Clinical Pearls & Morning Reports
Published June 7, 2017
Social anxiety disorder is characterized by an intense fear of social situations in which the person may be scrutinized by others. More than 90% of persons with the disorder report psychosocial impairments (e.g., increased risk of dropping out of school, reduced workplace productivity, and reduced socioeconomic status and quality of life), and more than one third report severe impairments. Read the latest Clinical Practice review on this topic.
Q. How common is social anxiety disorder?
A. Social anxiety disorder is one of the most prevalent mental disorders, with a lifetime prevalence of 13% and a 12-month prevalence of 8% among adults and similar prevalences among adolescents in the United States. The disorder has an early onset (mean age, 13 years) and is often chronic. Common coexisting conditions include other anxiety disorders, major depressive disorder, substance-use disorder, and avoidant personality disorder.
Q. Is social anxiety disorder mistaken for shyness?
A. Social anxiety disorder is often mistaken for shyness and remains both underrecognized and undertreated. Persons with social anxiety disorder visit their primary care physician less frequently than do patients with other mental disorders. They also avoid consulting a physician for psychological problems. Among persons who do seek care, most avoid talking about their social anxiety. Often it is a coexisting condition that leads persons with social anxiety disorder to seek medical help. To screen for the disorder, two questions can be asked: First, “Do you find yourself avoiding social situations or activities?” Second, “Are you fearful or embarrassed in social situations?” Clinical experience suggests that these questions are very useful in screening, although their sensitivity and specificity for social anxiety disorder are not known.

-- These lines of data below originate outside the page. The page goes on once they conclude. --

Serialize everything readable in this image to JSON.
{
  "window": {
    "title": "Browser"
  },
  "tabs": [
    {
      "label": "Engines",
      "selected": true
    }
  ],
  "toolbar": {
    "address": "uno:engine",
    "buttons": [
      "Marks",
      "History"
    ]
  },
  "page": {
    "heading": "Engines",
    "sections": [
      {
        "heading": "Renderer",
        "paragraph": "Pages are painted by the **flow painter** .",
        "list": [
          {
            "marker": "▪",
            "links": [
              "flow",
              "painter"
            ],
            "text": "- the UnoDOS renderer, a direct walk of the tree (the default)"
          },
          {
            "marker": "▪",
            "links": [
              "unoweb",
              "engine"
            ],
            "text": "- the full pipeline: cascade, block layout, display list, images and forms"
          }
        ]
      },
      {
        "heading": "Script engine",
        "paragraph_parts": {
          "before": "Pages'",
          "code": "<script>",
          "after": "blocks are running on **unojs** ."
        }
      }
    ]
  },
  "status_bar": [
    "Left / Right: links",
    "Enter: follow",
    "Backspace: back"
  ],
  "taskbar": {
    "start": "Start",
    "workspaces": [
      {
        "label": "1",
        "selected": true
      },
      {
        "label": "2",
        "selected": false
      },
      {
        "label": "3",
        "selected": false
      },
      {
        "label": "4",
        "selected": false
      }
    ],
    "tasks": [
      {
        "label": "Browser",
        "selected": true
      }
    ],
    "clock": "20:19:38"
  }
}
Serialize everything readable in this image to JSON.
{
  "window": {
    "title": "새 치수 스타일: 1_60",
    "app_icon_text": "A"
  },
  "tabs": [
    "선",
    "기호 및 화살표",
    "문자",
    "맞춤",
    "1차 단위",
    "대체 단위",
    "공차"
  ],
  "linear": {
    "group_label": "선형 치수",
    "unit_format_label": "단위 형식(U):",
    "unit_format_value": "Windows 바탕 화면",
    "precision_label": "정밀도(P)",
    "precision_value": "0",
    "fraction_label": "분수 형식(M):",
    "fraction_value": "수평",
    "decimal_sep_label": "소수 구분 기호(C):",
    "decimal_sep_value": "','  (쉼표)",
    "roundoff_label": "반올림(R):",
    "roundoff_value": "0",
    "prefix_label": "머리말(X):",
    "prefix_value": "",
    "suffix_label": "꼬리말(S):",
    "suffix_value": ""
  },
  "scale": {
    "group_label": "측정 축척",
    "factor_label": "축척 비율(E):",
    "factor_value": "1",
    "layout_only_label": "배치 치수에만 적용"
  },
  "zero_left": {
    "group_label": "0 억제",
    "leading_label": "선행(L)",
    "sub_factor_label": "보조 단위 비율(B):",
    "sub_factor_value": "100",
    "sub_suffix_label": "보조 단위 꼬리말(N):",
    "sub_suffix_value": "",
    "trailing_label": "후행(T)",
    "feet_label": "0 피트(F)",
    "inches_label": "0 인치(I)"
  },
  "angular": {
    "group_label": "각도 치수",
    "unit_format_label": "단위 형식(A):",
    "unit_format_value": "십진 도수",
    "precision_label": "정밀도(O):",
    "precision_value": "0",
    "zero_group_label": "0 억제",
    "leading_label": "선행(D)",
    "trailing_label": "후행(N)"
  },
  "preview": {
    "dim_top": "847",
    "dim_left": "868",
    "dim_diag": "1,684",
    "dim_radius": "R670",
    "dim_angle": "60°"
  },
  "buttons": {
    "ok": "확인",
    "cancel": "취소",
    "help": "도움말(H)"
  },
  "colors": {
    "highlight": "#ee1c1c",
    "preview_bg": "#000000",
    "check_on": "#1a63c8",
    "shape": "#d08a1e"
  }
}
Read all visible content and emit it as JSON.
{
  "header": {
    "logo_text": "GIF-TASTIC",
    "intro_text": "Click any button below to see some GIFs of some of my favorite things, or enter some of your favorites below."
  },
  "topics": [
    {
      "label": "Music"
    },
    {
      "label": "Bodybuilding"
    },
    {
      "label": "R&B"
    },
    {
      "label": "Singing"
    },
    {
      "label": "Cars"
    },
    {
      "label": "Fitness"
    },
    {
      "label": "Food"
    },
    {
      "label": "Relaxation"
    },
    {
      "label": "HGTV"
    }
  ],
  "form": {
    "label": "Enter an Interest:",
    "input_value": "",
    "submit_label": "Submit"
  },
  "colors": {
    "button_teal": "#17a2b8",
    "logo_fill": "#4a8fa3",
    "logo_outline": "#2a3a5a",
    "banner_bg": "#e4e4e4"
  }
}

Table 2. Differential Diagnosis.
A: Social anxiety disorder can be treated with psychotherapy, pharmacotherapy, or both. The choice of treatment depends on the patient’s preferences and on clinical judgment. Several methods of psychotherapy are available for the treatment of social anxiety disorder. Cognitive behavioral therapy (CBT) is currently regarded as the first-line treatment. In high-quality studies of CBT for the treatment of social anxiety disorder, response rates were between 50% and 65%, an outcome that was superior to placebo (32%) and wait-list control groups, for which response rates were between 7% and 15%. Remission rates with CBT were between 8.8% and 36%. For adults who do not have access to face-to-face CBT, guided Web-based CBT may be an alternative. The efficacy of Web-based CBT has been reported to be similar to that of face-to-face CBT and is applicable in primary care settings. Other types of psychotherapy are also used to treat social anxiety disorder, but there have been fewer studies of these treatments.
A: Pharmacotherapy and CBT appear to have a similar efficacy for the short-term treatment of social anxiety disorder. The available head-to-head comparisons suggest that more immediate improvements are achieved with pharmacotherapy but that the effects of CBT are more enduring. Several medications have been used for the treatment of social anxiety disorder. Selective serotonin-reuptake inhibitors (SSRIs) are considered to be the first-line pharmacologic treatment. Response rates reported for the serotonin–norepinephrine reuptake inhibitor (SNRI) venlafaxine have been similar to those reported for SSRIs. Randomized trials have also supported the efficacy of benzodiazepines for social anxiety disorder (specifically, clonazepam and bromazepam, although the latter is not available in the United States). However, benzodiazepines carry a risk of physiological dependency and withdrawal symptoms and are not recommended for patients with coexisting depression or a history of substance abuse. Tricyclic antidepressants are not considered to be useful in the treatment of social anxiety disorder.
Table 4. Pharmacotherapies for Social Anxiety Disorder and Performance Anxiety.